*** THE RECORDS ***

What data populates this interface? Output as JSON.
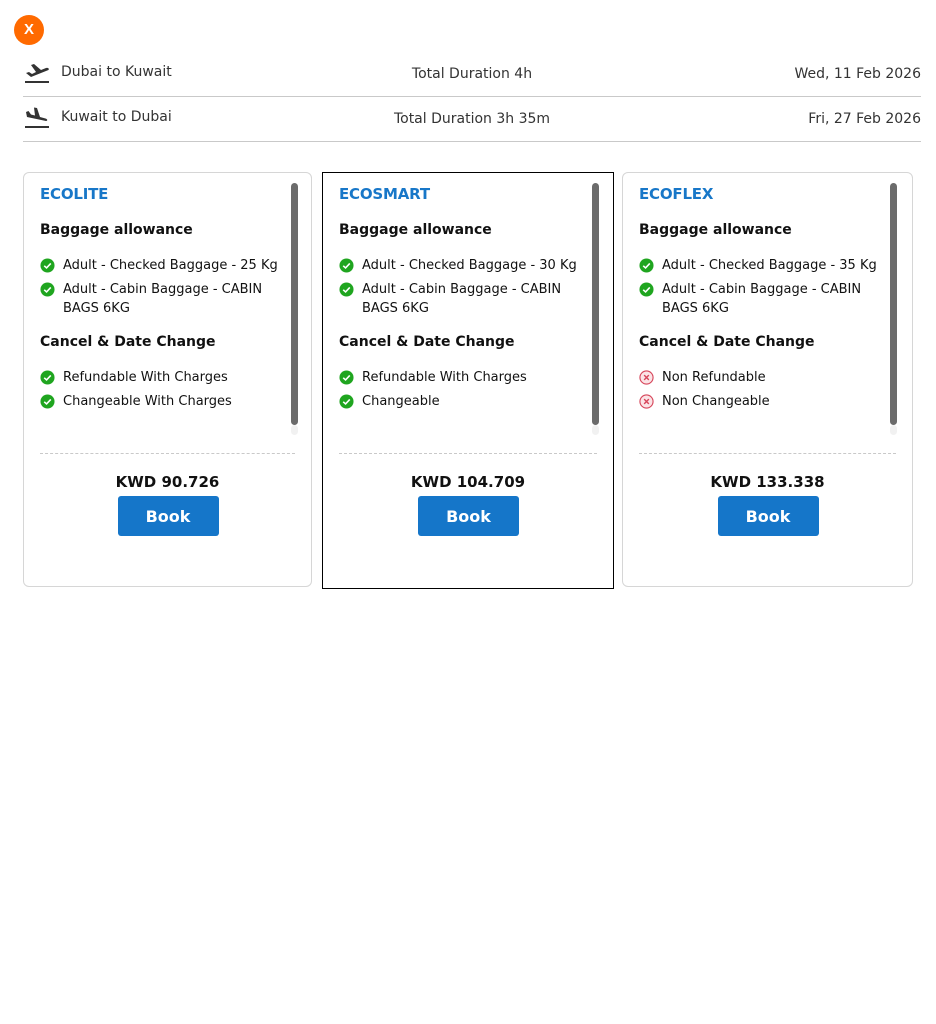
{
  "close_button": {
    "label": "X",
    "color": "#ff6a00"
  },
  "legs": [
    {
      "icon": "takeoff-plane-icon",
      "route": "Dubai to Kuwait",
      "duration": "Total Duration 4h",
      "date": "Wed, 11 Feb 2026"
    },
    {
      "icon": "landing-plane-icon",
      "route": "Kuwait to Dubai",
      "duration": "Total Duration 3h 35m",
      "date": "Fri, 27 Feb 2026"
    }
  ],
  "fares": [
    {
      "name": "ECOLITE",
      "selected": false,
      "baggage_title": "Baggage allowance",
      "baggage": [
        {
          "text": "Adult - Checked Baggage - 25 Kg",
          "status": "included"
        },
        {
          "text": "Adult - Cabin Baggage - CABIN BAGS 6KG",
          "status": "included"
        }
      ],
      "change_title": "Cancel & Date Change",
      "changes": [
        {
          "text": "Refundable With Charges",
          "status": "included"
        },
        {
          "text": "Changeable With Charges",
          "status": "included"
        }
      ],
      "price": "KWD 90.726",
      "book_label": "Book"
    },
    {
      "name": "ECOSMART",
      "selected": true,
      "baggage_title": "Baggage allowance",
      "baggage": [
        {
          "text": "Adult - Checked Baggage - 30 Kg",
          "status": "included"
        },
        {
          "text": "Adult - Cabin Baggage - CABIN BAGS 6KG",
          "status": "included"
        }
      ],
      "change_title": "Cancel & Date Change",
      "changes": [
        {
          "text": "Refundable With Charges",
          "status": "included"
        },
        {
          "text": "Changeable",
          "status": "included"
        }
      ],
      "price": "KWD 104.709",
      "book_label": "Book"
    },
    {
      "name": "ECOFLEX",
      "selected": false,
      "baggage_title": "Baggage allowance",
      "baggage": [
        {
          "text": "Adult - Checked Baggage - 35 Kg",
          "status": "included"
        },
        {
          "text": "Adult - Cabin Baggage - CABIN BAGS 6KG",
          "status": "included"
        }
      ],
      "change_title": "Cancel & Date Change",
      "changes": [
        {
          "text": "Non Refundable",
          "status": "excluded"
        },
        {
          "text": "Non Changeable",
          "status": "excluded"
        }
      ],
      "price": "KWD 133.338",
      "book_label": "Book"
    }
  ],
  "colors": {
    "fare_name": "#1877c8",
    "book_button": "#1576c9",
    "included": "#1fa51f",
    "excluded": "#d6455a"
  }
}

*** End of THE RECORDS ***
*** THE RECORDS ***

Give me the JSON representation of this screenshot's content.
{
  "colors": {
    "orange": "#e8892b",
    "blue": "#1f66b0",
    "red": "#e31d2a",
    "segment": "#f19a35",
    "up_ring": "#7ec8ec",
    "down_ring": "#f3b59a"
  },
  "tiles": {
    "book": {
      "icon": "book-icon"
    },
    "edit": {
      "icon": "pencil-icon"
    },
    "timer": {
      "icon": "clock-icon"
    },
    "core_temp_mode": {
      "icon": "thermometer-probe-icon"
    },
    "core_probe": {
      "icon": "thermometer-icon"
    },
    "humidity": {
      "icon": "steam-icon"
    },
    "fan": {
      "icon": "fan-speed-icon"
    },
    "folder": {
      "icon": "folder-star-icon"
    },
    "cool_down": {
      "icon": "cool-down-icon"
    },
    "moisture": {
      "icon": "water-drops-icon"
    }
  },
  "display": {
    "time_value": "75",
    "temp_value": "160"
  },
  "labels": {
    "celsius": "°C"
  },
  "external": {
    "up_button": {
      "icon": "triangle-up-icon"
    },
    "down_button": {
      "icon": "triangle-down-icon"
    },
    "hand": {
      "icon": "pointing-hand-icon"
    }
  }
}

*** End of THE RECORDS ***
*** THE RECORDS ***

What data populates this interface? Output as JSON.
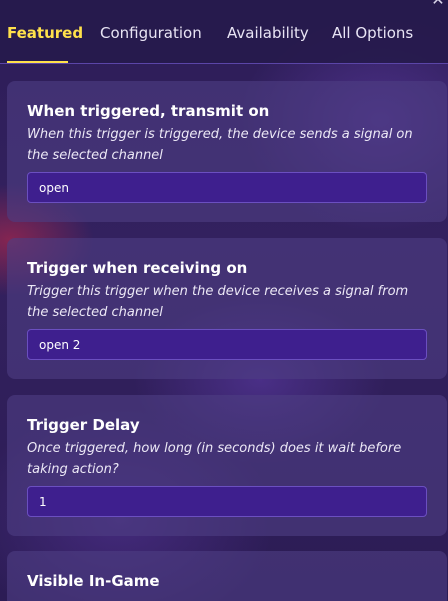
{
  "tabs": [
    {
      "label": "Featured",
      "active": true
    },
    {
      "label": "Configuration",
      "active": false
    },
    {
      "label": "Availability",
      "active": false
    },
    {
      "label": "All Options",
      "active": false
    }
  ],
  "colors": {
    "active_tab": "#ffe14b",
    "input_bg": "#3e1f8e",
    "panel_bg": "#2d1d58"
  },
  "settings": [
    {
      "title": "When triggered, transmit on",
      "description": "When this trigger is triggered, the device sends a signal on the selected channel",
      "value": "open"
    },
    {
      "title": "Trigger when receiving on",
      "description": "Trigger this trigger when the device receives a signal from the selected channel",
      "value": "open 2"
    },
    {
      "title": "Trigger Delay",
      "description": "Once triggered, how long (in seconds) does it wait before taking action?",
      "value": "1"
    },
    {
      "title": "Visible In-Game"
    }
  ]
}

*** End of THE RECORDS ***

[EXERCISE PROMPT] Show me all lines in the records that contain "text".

[RESPONSE FOR THIS EXERCISE]
          "text": "Adult - Checked Baggage - 25 Kg",
          "text": "Adult - Cabin Baggage - CABIN BAGS 6KG",
          "text": "Refundable With Charges",
          "text": "Changeable With Charges",
          "text": "Adult - Checked Baggage - 30 Kg",
          "text": "Adult - Cabin Baggage - CABIN BAGS 6KG",
          "text": "Refundable With Charges",
          "text": "Changeable",
          "text": "Adult - Checked Baggage - 35 Kg",
          "text": "Adult - Cabin Baggage - CABIN BAGS 6KG",
          "text": "Non Refundable",
          "text": "Non Changeable",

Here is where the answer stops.